In this paper we will be discussing how to specify a protection scheme in UNIX® on a system that supports 5,000 users. This protection scheme will allow 4,990 of the original 5,000 users to access a specified file within the system, while disallowing the other 10 users to access the specified file. I will be discussing three different ways of implementing these types of protection schemes within the system.
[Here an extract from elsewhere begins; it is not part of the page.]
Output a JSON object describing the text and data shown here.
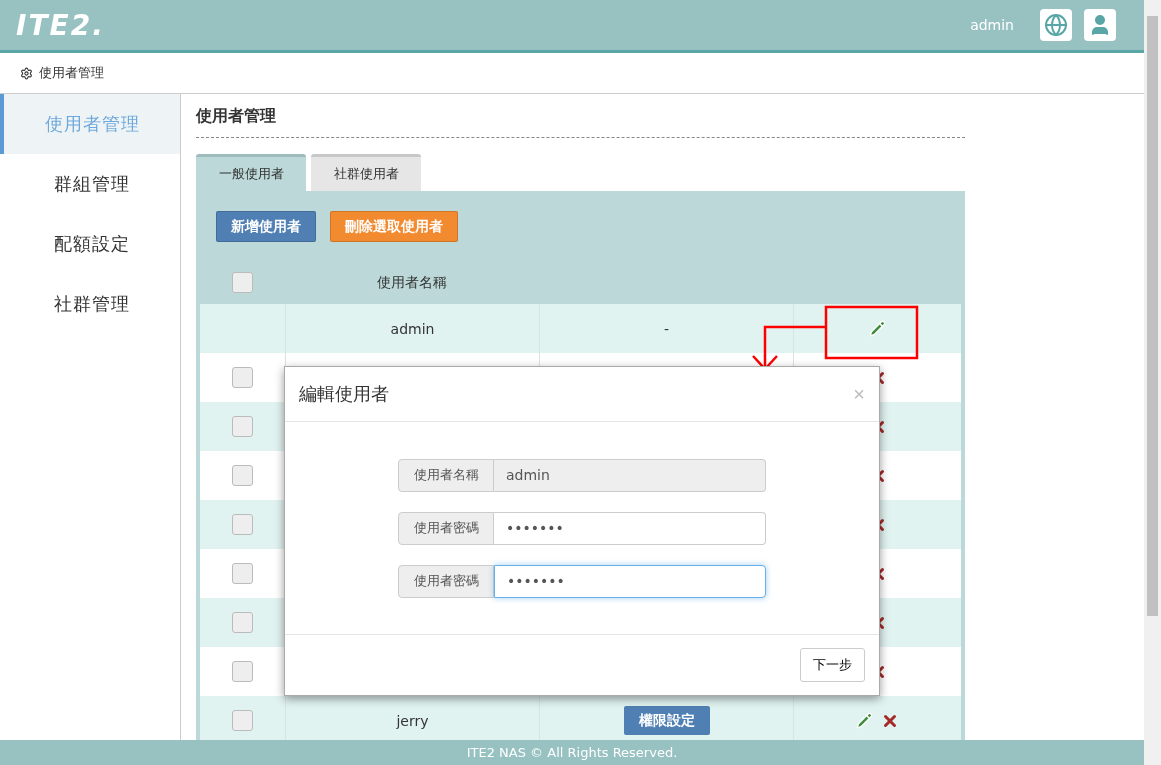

The first and most extensive way of implementing this type of protection scheme would be creating a group within the system, then taking each of the individuals that we want to allow access to the file and then adding them to the group that was created. After the group is created, and each of the 4,990 members are added to that group, we would have to create an allow access to the specified file by that group. Alternately, we could allow access to the file through an Access Control List or ACL. ACL’s were the answer to the possible needs of having a very large number of users and groups that may be needed in some systems and are used because of UNIX “limiting the maximum number of groups any one user can belong to, as well as the total number of groups possible on the system” (Stallings, 2012, p. 559). ACL’s have become common in modern UNIX and UNIX-based systems which include “FreeBSD, OpenBSD, Linux, and Solaris” (Stallings, 2012, p. 559). Each user using UNIX is assigned a user ID that uniquely identifies them to the system. The systems administrator can then assign these user IDs and other groups, if they need, to the specified file.
The next method that I thought of was using file encryption to allow access to the file. In this type of scheme the users are allowed access to the folder(s) where the specified file is located, but are only able to access the file if they have a password to access the file. In this way the need for a specified group is not needed and the main user groups (owner, group, and other) could be given...